Violato and her colleagues clustered together factors known to be associated with child development into three areas, parental investment, parental stress and a catch all category entitled ‘Other Related Pathways.’ Parental investment contained factors associated with the family’s investment in the child. This included physical factors such as the home environment and safety of the neighbourhood as well as more behavioural factors relating to the amount of energy invested in the child. The factors measured included an assessment of the atmosphere at home, the safety of the neighbourhood, the nature of childcare provided, as well as how often both mothers and fathers read, taught and played with their child. Parental Stress examined factors associated with the mother’s mental health, measures of parent child interactions and parenting style. Finally, the ‘Other Related Pathways’ category included factors such as whether the mother smoked through her pregnancy, breast fed her child, the health of both parents and the socio economic status of both grandfathers.
The children’s behavioural and intellectual development were measured three times. At nine months old, children’s temperament was measured and an assessment of whether there were any developmental delays was made. At three years old, children’s vocabulary and school readiness were measured along with an assessment of any behavioural difficulties. And at five years old, children’s vocabulary was tested along with a picture similarity exercise that tested their reasoning ability and a measure of behavioural issues.
Like its predecessors, the study found that children from poorer backgrounds fared worse than their richer peers on measures of both behavioural problems and intellectual development. However when the factors from the parental investment, parental stress and ‘other related factors’ groups were taken into account, there was a weak or non-existent relationship between parental income and the child’s intellectual and behavioural development. In other words, it appears that it isn’t poverty itself that causes the problems but the impact of poverty on other factors that is the issue.
As is often the case with these studies, the data used in this study is correlational and therefore it can’t be said with certainty that poverty or any of the other factors are the cause developmental delays or behavioural problems. But the study does suggest that it is possible to provide your child with a best possible start even if money is tight. While factors from all three groups appeared to be linked to a child’s development, it was the level of parental investment that had the strongest association. It seems that it is less whether parents have money to spend on their children that matters and more how much energy that both parents as well as other family members such as grandparents were able to invest in their child’s development. Which is not to say that poverty isn’t an issue. Clearly many of the issues explored in this study are related to poverty and merely having money does not automatically make someone a good parent. It does at least suggest that there are some factors in the control of parents.

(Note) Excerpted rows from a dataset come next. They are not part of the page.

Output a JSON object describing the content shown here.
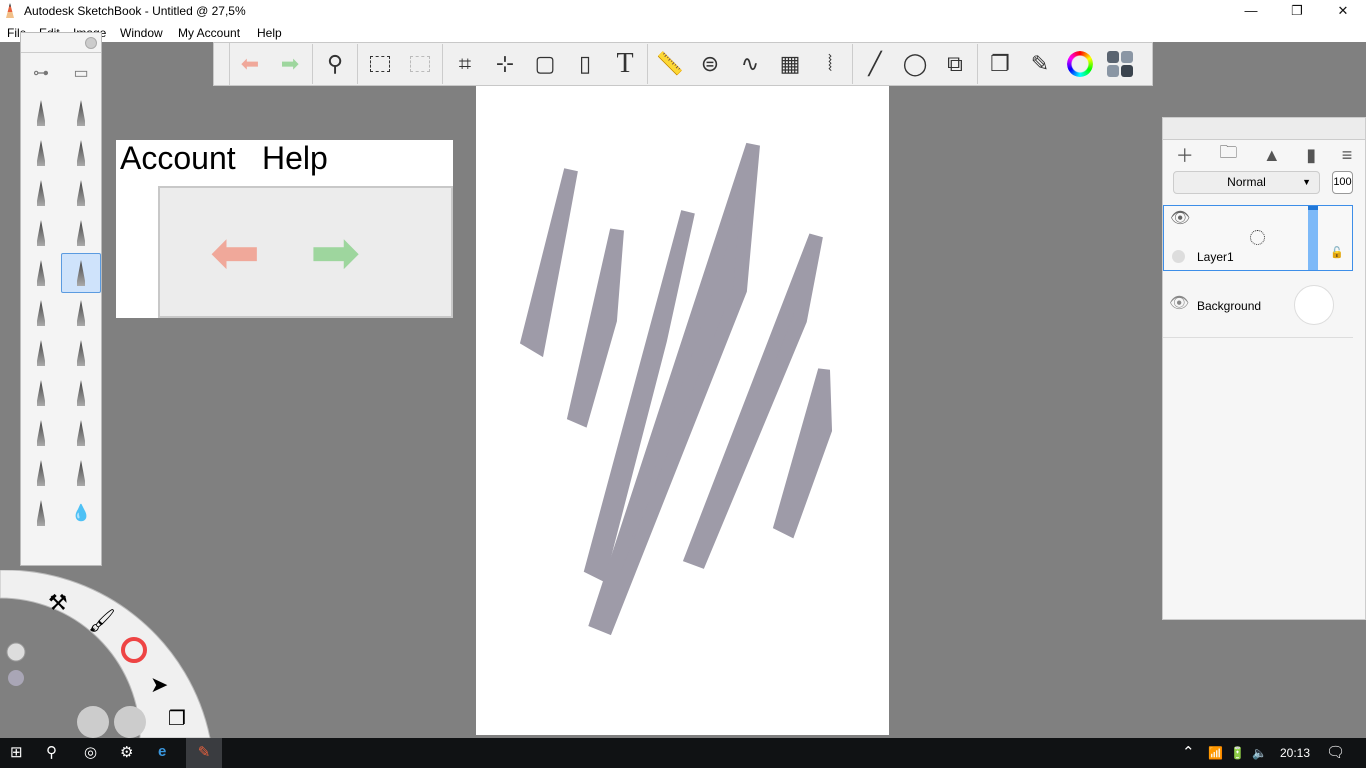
{
  "window": {
    "title": "Autodesk SketchBook - Untitled @ 27,5%",
    "minimize": "—",
    "restore": "❐",
    "close": "✕"
  },
  "menu": [
    "File",
    "Edit",
    "Image",
    "Window",
    "My Account",
    "Help"
  ],
  "zoom_preview": {
    "items": [
      "Account",
      "Help"
    ]
  },
  "toolbar": {
    "icons": [
      "undo-icon",
      "redo-icon",
      "zoom-icon",
      "select-icon",
      "clear-selection-icon",
      "crop-icon",
      "transform-icon",
      "distort-icon",
      "fill-icon",
      "text-icon",
      "ruler-icon",
      "ellipse-guide-icon",
      "french-curve-icon",
      "perspective-icon",
      "symmetry-icon",
      "line-icon",
      "circle-icon",
      "shape-icon",
      "layers-icon",
      "brushes-icon",
      "color-wheel-icon",
      "copic-library-icon"
    ]
  },
  "layers": {
    "blend_mode": "Normal",
    "opacity": "100",
    "items": [
      {
        "name": "Layer1",
        "selected": true
      },
      {
        "name": "Background",
        "selected": false
      }
    ]
  },
  "taskbar": {
    "clock": "20:13"
  },
  "colors": {
    "stroke": "#9e9ba8",
    "accent": "#3d8ee8"
  }
}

Violato M, Petrou S, Gray R & Redshaw M (2010) Family income and child cognitive behavioural development in the United Kingdom: does money matter? Health Economics
Special thanks to Mara Violato for her help in accessing this article.